To bring about a successful personal injury case, a plaintiff must be able to prove that the defendant caused his or her injury or did something negligent which resulted in an injury. On the contrary, in a workers’ compensation claim, fault does not need to be determined in order to collect; the injury sustained just needs to have occurred at work.
Personal injury cases also have a broader scope of damages. Workers’ compensation claims pay for medical bills and lost wages, but personal injury damages can compensate victims for pain and suffering, mental anguish, loss of consortium, and punitive damages.
Workers’ compensation claims are considered the sole remedy for injured workers; claims provide compensation for medical costs, vocational training, and lost wages. When an employer provides workers’ compensation insurance for employees, employees can not bring about a personal injury lawsuit against an employer for injuries sustained on the job. An employee is also not permitted to forgo a workers’ compensation claim in order to file a personal injury lawsuit.
The only way an employee can file a personal injury lawsuit due to an injury sustained at work is when a third party’s negligence caused the injury. A workers’ compensation claim does not prevent the employee from bringing a personal injury lawsuit on a third party.

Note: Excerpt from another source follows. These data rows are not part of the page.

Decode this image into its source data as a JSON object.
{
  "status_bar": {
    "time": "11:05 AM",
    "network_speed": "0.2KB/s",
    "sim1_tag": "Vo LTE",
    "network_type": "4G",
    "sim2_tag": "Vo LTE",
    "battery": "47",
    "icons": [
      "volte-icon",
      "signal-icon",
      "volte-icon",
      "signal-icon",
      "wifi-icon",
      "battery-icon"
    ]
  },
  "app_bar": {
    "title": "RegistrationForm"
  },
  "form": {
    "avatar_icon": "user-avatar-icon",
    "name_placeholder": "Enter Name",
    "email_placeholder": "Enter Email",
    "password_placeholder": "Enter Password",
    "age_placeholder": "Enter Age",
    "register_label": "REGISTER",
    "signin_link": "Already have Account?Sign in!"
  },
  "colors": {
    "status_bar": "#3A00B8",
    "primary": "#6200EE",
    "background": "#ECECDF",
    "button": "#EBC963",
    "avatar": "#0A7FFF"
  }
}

For example, a person may receive workers’ compensation benefits if they were hit by another driver while driving for their company business. The worker is eligible for workers’ compensation because they were injured on the job, but can also bring a personal injury lawsuit against the third party driver who hit them.
Thanks to Eglet Adams for their insight into workers’ compensation claims and personal injury lawsuits.